[[ Input records open ]]
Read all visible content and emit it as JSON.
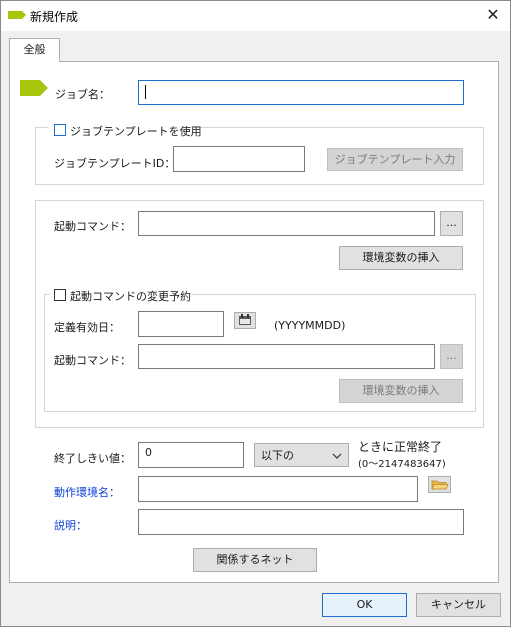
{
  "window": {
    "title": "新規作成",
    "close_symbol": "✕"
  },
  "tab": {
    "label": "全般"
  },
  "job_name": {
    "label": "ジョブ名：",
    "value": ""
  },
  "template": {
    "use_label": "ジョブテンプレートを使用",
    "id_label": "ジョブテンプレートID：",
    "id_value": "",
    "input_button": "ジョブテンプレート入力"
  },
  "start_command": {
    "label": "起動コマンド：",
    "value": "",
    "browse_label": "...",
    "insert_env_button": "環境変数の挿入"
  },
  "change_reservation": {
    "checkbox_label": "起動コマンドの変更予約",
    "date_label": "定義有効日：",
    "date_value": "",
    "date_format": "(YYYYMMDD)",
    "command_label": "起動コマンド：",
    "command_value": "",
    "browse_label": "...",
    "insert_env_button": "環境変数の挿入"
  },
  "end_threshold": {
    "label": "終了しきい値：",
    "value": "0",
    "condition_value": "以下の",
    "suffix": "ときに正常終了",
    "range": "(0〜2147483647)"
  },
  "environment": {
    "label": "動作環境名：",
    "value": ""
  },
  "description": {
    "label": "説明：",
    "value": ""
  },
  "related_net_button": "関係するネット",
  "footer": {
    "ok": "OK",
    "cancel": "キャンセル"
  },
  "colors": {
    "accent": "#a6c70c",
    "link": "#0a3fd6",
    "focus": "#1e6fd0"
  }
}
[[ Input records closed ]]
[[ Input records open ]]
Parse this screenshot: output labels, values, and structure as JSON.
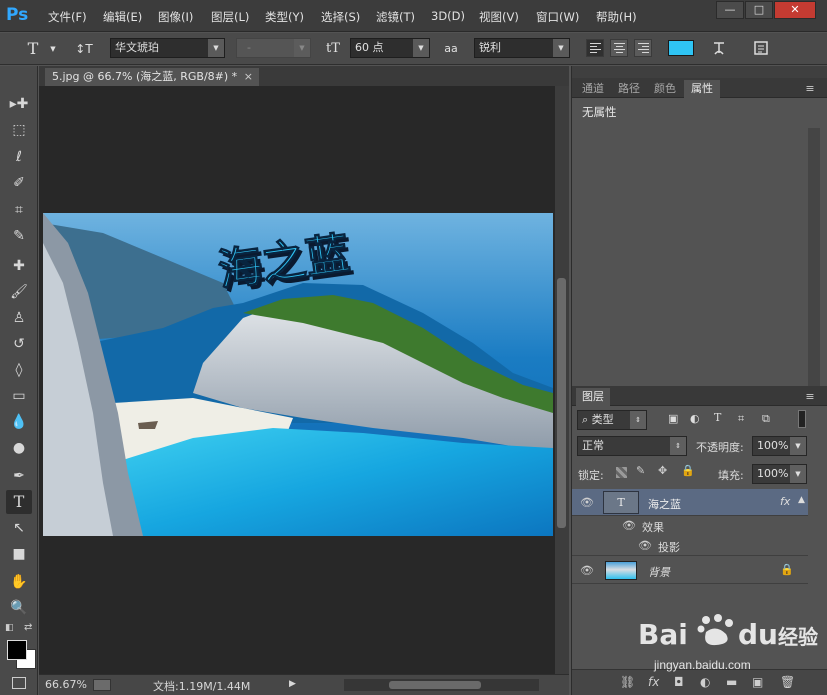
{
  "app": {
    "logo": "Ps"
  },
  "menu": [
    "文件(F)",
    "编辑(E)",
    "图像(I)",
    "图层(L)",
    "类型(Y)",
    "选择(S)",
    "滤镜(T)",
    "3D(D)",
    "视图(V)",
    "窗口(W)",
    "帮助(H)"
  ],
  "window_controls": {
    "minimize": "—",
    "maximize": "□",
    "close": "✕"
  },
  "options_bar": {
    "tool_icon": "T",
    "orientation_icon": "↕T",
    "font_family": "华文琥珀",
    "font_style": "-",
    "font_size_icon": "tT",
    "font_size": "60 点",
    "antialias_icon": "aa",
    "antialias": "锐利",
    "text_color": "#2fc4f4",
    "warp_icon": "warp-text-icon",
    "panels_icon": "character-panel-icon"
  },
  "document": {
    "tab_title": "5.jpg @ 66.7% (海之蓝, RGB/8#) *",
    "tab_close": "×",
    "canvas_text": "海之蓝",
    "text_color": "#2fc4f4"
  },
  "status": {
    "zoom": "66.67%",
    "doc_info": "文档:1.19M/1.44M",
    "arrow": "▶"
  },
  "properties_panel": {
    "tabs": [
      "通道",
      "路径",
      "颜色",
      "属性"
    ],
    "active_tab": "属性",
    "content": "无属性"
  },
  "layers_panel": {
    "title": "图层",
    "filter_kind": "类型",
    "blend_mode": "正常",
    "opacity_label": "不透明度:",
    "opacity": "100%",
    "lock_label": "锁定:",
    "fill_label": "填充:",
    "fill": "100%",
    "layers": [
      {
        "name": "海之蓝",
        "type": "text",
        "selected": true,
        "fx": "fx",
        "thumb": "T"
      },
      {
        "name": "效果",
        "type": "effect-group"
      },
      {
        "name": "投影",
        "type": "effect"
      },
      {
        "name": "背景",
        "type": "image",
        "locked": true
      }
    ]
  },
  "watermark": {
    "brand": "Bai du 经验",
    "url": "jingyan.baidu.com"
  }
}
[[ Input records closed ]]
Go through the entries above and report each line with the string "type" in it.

## Answer section
        "type": "text",
        "type": "effect-group"
        "type": "effect"
        "type": "image",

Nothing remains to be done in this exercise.